-- Opening Marker --

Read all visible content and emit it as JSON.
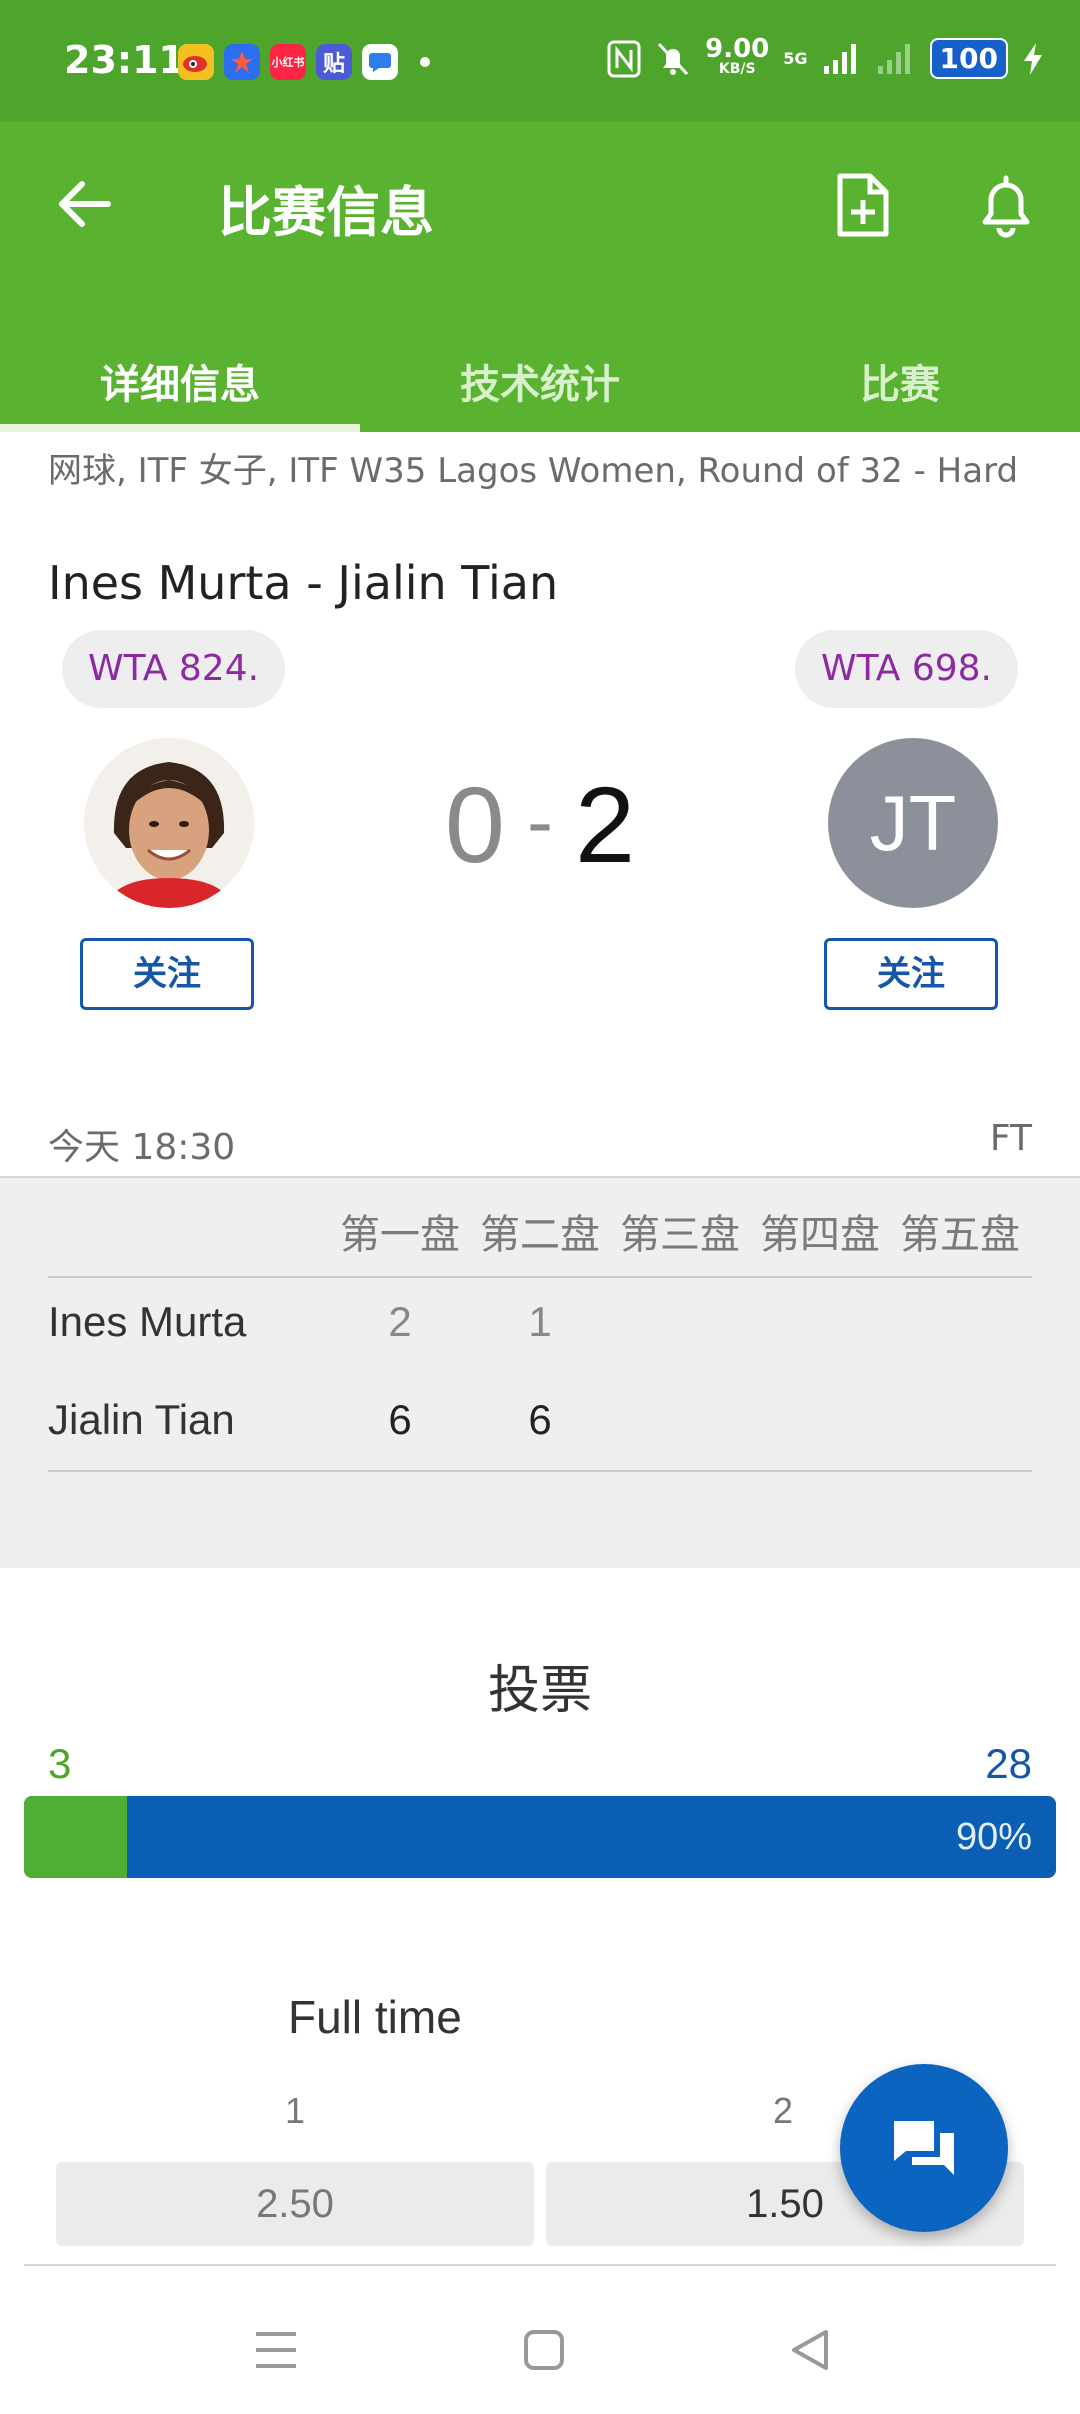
{
  "status_bar": {
    "time": "23:11",
    "net_speed_value": "9.00",
    "net_speed_unit": "KB/S",
    "signal_label": "5G",
    "battery": "100",
    "app_icons": [
      "weibo-app-icon",
      "star-app-icon",
      "xiaohongshu-app-icon",
      "tieba-app-icon",
      "message-app-icon"
    ],
    "xiaohongshu_text": "小红书",
    "tieba_text": "贴"
  },
  "app_bar": {
    "title": "比赛信息"
  },
  "tabs": [
    {
      "label": "详细信息",
      "active": true
    },
    {
      "label": "技术统计",
      "active": false
    },
    {
      "label": "比赛",
      "active": false
    }
  ],
  "match": {
    "breadcrumb": "网球, ITF 女子, ITF W35 Lagos Women, Round of 32 - Hard",
    "title": "Ines Murta - Jialin Tian",
    "player1": {
      "name": "Ines Murta",
      "ranking": "WTA 824.",
      "follow_label": "关注",
      "score": "0"
    },
    "player2": {
      "name": "Jialin Tian",
      "ranking": "WTA 698.",
      "initials": "JT",
      "follow_label": "关注",
      "score": "2"
    },
    "score_separator": "-",
    "datetime": "今天 18:30",
    "status": "FT"
  },
  "sets": {
    "headers": [
      "第一盘",
      "第二盘",
      "第三盘",
      "第四盘",
      "第五盘"
    ],
    "rows": [
      {
        "name": "Ines Murta",
        "values": [
          "2",
          "1"
        ]
      },
      {
        "name": "Jialin Tian",
        "values": [
          "6",
          "6"
        ]
      }
    ]
  },
  "votes": {
    "title": "投票",
    "left_count": "3",
    "right_count": "28",
    "right_percent_label": "90%",
    "left_fraction": 0.1,
    "left_color": "#4fae33",
    "right_color": "#0a5fb4"
  },
  "odds": {
    "title": "Full time",
    "options": [
      {
        "label": "1",
        "value": "2.50"
      },
      {
        "label": "2",
        "value": "1.50"
      }
    ]
  },
  "colors": {
    "status_bar": "#4ea52c",
    "app_bar": "#59b330",
    "accent_blue": "#1456a8",
    "ranking_text": "#8d2aa3"
  }
}
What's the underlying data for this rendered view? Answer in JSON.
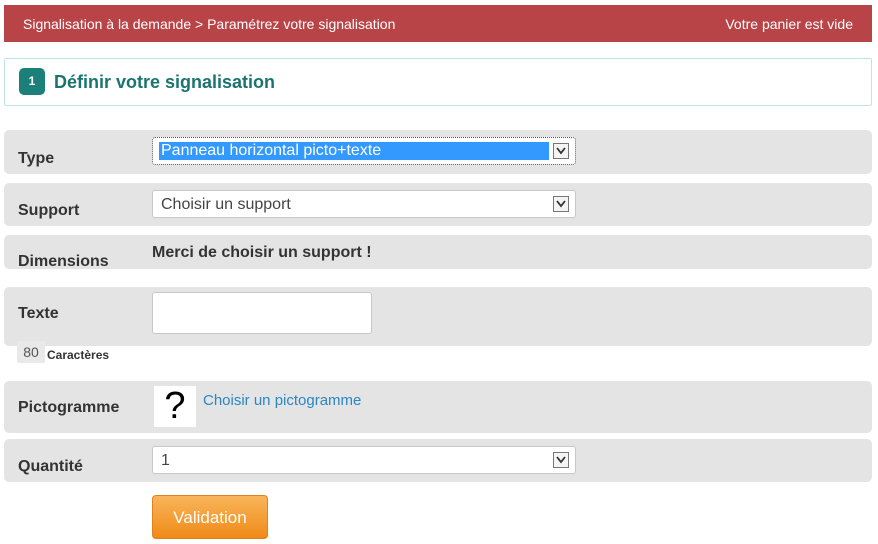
{
  "header": {
    "breadcrumb": "Signalisation à la demande > Paramétrez votre signalisation",
    "cart_status": "Votre panier est vide"
  },
  "step": {
    "number": "1",
    "title": "Définir votre signalisation"
  },
  "form": {
    "type": {
      "label": "Type",
      "value": "Panneau horizontal picto+texte"
    },
    "support": {
      "label": "Support",
      "value": "Choisir un support"
    },
    "dimensions": {
      "label": "Dimensions",
      "message": "Merci de choisir un support !"
    },
    "texte": {
      "label": "Texte",
      "value": "",
      "char_count": "80",
      "char_label": "Caractères"
    },
    "pictogramme": {
      "label": "Pictogramme",
      "placeholder_glyph": "?",
      "link": "Choisir un pictogramme"
    },
    "quantite": {
      "label": "Quantité",
      "value": "1"
    }
  },
  "actions": {
    "validate_label": "Validation"
  },
  "colors": {
    "header_bg": "#b94447",
    "step_badge": "#1a8079",
    "row_bg": "#e4e4e4",
    "link": "#2a86c4",
    "button": "#f08a18"
  }
}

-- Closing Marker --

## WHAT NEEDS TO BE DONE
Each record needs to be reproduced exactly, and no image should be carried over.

## RESULT FOR THIS TASK
Read all visible content and emit it as JSON.
{
  "status_bar": {
    "time": "23:11",
    "net_speed_value": "9.00",
    "net_speed_unit": "KB/S",
    "signal_label": "5G",
    "battery": "100",
    "app_icons": [
      "weibo-app-icon",
      "star-app-icon",
      "xiaohongshu-app-icon",
      "tieba-app-icon",
      "message-app-icon"
    ],
    "xiaohongshu_text": "小红书",
    "tieba_text": "贴"
  },
  "app_bar": {
    "title": "比赛信息"
  },
  "tabs": [
    {
      "label": "详细信息",
      "active": true
    },
    {
      "label": "技术统计",
      "active": false
    },
    {
      "label": "比赛",
      "active": false
    }
  ],
  "match": {
    "breadcrumb": "网球, ITF 女子, ITF W35 Lagos Women, Round of 32 - Hard",
    "title": "Ines Murta - Jialin Tian",
    "player1": {
      "name": "Ines Murta",
      "ranking": "WTA 824.",
      "follow_label": "关注",
      "score": "0"
    },
    "player2": {
      "name": "Jialin Tian",
      "ranking": "WTA 698.",
      "initials": "JT",
      "follow_label": "关注",
      "score": "2"
    },
    "score_separator": "-",
    "datetime": "今天 18:30",
    "status": "FT"
  },
  "sets": {
    "headers": [
      "第一盘",
      "第二盘",
      "第三盘",
      "第四盘",
      "第五盘"
    ],
    "rows": [
      {
        "name": "Ines Murta",
        "values": [
          "2",
          "1"
        ]
      },
      {
        "name": "Jialin Tian",
        "values": [
          "6",
          "6"
        ]
      }
    ]
  },
  "votes": {
    "title": "投票",
    "left_count": "3",
    "right_count": "28",
    "right_percent_label": "90%",
    "left_fraction": 0.1,
    "left_color": "#4fae33",
    "right_color": "#0a5fb4"
  },
  "odds": {
    "title": "Full time",
    "options": [
      {
        "label": "1",
        "value": "2.50"
      },
      {
        "label": "2",
        "value": "1.50"
      }
    ]
  },
  "colors": {
    "status_bar": "#4ea52c",
    "app_bar": "#59b330",
    "accent_blue": "#1456a8",
    "ranking_text": "#8d2aa3"
  }
}
What's the underlying data for this rendered view? Answer in JSON.
{
  "header": {
    "breadcrumb": "Signalisation à la demande > Paramétrez votre signalisation",
    "cart_status": "Votre panier est vide"
  },
  "step": {
    "number": "1",
    "title": "Définir votre signalisation"
  },
  "form": {
    "type": {
      "label": "Type",
      "value": "Panneau horizontal picto+texte"
    },
    "support": {
      "label": "Support",
      "value": "Choisir un support"
    },
    "dimensions": {
      "label": "Dimensions",
      "message": "Merci de choisir un support !"
    },
    "texte": {
      "label": "Texte",
      "value": "",
      "char_count": "80",
      "char_label": "Caractères"
    },
    "pictogramme": {
      "label": "Pictogramme",
      "placeholder_glyph": "?",
      "link": "Choisir un pictogramme"
    },
    "quantite": {
      "label": "Quantité",
      "value": "1"
    }
  },
  "actions": {
    "validate_label": "Validation"
  },
  "colors": {
    "header_bg": "#b94447",
    "step_badge": "#1a8079",
    "row_bg": "#e4e4e4",
    "link": "#2a86c4",
    "button": "#f08a18"
  }
}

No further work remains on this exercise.